Juan of the Dead (2011) (1st viewing) d. Brugues, Alejandro (Cuba/Spain)
Calling this a Latino Shaun of the Dead is both a spot-on assessment yet a dangerously reductive one, because in the same way that Edgar Wright’s capturing of the London suburban slacker culture proved to be Shaun’s secret weapon, so too does writer/director Brugues immerse the viewer in the pulsing poverty stricken Cuban streets, lending it an unexpected authenticity. Alexis Díaz de Villegas stars as the titular reluctant hero, and don’t be surprised if his superlative turn here – equal parts slapstick clown and noble patriarch – doesn’t launch him into the Hollywood stratosphere a la Simon Pegg. Brugues and cinematographer Carles Gusi paint a leached, anemic landscape, one already dead on the surface, but underneath there is a vibrant array of characters that choose life, whether it be in the face of slow economic death or staggering undead hordes.

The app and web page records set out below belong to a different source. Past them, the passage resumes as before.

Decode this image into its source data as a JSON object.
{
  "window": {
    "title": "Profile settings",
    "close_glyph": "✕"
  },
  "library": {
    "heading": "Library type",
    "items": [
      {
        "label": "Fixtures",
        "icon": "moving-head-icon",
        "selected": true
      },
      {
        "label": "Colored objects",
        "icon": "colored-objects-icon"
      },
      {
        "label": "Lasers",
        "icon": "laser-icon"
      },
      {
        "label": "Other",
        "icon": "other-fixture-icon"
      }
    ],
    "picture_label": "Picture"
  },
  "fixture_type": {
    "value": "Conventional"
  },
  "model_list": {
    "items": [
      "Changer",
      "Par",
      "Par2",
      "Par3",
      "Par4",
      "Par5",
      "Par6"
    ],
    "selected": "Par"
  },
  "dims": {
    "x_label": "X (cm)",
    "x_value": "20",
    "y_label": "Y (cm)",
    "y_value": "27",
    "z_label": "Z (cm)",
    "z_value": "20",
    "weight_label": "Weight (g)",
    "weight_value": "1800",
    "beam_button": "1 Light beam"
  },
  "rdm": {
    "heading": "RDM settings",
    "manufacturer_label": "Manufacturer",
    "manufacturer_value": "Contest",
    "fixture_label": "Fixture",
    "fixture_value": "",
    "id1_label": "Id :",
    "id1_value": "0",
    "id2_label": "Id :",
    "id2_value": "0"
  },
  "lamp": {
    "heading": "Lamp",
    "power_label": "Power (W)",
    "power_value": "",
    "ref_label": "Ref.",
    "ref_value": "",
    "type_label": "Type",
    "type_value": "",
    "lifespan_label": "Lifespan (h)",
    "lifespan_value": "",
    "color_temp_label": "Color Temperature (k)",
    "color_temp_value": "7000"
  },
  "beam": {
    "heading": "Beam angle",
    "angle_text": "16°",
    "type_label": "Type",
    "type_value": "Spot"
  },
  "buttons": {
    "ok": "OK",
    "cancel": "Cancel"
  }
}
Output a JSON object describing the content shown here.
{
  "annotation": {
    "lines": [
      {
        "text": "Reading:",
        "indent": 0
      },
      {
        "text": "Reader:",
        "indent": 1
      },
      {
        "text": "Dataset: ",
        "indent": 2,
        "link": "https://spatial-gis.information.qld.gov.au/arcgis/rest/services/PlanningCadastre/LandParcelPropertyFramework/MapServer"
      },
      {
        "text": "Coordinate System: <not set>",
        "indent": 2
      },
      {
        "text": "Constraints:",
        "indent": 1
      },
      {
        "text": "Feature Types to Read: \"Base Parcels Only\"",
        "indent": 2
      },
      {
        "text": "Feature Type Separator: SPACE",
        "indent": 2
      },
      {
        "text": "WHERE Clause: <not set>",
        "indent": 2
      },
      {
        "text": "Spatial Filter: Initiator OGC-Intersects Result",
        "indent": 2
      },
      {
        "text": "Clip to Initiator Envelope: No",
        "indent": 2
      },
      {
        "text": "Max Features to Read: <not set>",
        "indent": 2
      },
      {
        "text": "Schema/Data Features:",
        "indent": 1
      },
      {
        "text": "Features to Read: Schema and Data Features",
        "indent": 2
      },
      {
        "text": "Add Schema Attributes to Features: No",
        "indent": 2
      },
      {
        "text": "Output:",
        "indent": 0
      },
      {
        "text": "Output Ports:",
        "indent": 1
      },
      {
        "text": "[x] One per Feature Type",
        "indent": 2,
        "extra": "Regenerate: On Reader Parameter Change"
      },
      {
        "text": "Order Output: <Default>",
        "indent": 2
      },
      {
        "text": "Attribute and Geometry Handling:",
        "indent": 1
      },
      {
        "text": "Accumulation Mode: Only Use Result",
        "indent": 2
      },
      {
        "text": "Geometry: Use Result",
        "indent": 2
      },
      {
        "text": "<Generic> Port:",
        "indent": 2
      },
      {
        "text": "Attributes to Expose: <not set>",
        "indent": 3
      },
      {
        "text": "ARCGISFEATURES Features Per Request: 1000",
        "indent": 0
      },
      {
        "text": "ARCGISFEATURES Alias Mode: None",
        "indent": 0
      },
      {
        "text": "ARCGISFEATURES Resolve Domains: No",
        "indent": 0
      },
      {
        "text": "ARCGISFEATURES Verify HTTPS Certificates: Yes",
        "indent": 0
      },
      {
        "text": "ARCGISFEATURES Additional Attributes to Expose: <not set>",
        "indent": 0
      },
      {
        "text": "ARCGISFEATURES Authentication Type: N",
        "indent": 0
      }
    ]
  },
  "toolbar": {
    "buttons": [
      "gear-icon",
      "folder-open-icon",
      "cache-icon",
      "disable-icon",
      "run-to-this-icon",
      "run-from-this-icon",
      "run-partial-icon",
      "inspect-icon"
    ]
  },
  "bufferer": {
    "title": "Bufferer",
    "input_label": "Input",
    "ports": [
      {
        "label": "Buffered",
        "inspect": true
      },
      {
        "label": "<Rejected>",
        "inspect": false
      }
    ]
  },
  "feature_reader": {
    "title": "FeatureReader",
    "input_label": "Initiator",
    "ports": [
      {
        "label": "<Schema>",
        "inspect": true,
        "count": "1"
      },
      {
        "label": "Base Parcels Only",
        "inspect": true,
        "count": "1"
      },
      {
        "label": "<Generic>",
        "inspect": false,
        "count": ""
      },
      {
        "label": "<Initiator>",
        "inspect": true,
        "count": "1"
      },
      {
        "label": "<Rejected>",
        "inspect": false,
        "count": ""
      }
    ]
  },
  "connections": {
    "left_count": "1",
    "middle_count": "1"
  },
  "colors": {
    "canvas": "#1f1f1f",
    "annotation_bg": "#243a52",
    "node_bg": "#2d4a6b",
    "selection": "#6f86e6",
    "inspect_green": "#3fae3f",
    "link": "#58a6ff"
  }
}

Packing a surprising emotional wallop, an apolitical viewpoint and side-splitting splatter, Juan is a worthy addition to any walking dead canon. A must see.
2012 Totals to date: 156 films, 135 1st time views, 81 horror, 40 cinema
Pick of the Day: Juan of the Dead